Below is a comment I made on another Blog last night encouraging this person (Curious / Anon) who has a very negative opinion of Calvin to read some of Calvin’s writings for him/her-self. I am including it in this post simply because I believe it to be a good example of what I am talking about.


Curious / Anon, or (whoever I am having this conversation with)

I am not sure who your sources are for your information on what Calvin believed, but from what I can read in your comments, whoever your sources are they appear to have influenced your opinion of Calvin quite negatively. If your sources for what Calvin believed are books written “against” Calvinism, like those by Dave Hunt, or Wiley Richards then I can understand your bias.

I would encourage you to let Calvin take the stand to defend himself by reading some of his works… I would not ask you to read Calvin’s Institutes (at least not to begin with), but I would ask you to read
The Bondage and Liberation of the Will by Calvin. You can get a copy from for $24.99. It is only 303 pages long and it will open your eyes to what Calvin really believed.

In it you will find that Calvin did not deny the “free” choice of man in choosing God at all. Actually the sub-title of the book is “A Defense of the Orthodox Doctrine of Human Choice Against Pighius”

Here is a little bit of the book description:

The Bondage and Liberation of the Will is undoubtedly the most significant of Calvin's works hitherto not translated in English. This is in striking contrast to Luther's study on the same topic, which is one of his best-known publications." This is Calvin's "fullest treatment of the relation between grace and free will, and contains important material not found elsewhere in his writings. It also contains far more discussion of the early church fathers than does any other of Calvin's works, apart from the Institutes.

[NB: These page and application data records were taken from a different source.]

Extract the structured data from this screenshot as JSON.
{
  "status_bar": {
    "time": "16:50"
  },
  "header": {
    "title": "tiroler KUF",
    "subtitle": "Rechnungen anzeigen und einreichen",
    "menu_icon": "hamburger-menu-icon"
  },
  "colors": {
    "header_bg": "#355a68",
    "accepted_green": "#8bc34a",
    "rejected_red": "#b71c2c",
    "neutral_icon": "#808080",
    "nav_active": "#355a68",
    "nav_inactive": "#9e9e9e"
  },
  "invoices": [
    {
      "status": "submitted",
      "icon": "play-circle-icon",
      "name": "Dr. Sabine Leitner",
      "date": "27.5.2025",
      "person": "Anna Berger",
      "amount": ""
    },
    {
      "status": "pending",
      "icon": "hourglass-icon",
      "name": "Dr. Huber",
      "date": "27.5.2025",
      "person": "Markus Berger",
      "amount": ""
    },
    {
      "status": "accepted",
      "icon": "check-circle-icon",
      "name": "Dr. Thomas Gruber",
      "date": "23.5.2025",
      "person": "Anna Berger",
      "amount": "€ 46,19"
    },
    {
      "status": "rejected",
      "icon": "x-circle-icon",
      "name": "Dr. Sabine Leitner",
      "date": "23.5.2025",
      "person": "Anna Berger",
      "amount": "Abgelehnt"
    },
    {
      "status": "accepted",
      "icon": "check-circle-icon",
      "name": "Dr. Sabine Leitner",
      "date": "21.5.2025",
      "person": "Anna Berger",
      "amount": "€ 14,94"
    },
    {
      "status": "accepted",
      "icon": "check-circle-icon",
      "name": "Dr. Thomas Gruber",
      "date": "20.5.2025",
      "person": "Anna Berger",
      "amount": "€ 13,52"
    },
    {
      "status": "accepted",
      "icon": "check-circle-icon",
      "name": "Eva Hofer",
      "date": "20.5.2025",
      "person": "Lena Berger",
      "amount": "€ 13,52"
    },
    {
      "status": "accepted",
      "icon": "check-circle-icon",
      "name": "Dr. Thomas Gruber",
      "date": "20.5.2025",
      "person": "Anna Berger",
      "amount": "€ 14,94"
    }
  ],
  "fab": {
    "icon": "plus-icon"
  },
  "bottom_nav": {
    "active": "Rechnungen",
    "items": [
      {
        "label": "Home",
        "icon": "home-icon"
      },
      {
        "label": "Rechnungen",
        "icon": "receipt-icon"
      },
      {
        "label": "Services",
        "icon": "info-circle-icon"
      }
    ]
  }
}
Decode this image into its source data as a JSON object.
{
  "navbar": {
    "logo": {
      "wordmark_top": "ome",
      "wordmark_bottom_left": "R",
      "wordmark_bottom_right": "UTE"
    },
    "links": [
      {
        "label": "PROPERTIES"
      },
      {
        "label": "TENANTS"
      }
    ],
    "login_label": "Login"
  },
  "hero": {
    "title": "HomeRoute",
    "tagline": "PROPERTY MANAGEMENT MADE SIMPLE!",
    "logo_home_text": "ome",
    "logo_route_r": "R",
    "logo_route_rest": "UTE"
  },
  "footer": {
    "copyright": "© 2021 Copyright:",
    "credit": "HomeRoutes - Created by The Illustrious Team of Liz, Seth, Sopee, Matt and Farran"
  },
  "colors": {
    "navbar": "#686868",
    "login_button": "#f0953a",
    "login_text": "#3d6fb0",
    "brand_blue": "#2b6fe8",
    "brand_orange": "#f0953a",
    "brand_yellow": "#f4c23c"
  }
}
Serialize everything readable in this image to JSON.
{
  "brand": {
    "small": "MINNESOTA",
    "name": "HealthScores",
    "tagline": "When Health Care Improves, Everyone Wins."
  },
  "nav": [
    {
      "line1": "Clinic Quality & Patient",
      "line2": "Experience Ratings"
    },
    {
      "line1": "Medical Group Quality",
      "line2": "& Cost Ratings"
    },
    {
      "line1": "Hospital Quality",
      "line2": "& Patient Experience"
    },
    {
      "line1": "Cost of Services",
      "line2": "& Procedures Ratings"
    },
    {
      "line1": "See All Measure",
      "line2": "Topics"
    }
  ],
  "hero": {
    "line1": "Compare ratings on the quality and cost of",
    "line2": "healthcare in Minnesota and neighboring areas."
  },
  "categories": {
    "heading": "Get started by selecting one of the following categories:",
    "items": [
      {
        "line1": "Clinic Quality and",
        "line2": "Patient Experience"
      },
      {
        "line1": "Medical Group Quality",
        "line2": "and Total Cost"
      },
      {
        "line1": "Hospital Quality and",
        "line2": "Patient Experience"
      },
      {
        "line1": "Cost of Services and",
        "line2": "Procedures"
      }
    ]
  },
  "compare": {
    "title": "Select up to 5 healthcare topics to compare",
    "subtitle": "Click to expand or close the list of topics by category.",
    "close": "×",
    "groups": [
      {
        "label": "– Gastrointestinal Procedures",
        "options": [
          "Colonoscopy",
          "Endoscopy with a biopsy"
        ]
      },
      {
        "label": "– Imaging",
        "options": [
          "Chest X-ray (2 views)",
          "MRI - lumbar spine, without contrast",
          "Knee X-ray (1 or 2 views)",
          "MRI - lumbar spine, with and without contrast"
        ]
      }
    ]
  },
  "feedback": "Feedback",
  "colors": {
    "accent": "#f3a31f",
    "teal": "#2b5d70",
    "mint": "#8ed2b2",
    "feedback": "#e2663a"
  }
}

It is high time that this major work is made available to those whose knowledge of Calvin is confined to English translations" .

Grace Always,

Thursday, January 01, 2009

Calvinist are not Christians?

Dr. James White addresses an accusation from a fan of Dave Hunt that Calvinist are not even Christians… and in his gracious and careful manner addresses six common questions concerning Calvinism that this seriously misinformed man ask.

I am reminded by this of the extreme danger of allowing works like Dave Hunt’s “What Love is This” to go unanswered. And why we must be ever ready to give a defense of “the faith once delivered to the saints”.

Apologetics can be wearing work and there are times when we all just want to throw up our hands and say how many times do we have to answer the same foolish questions… But the enemy does not rest and therefore we must not abandon the defense of truth no mater how weary we may become.

This is an excellent video message from Dr. James White on the Reformed understanding of Salvation. Click (
here) to download and listen.

I highly recommend it!

Grace Always,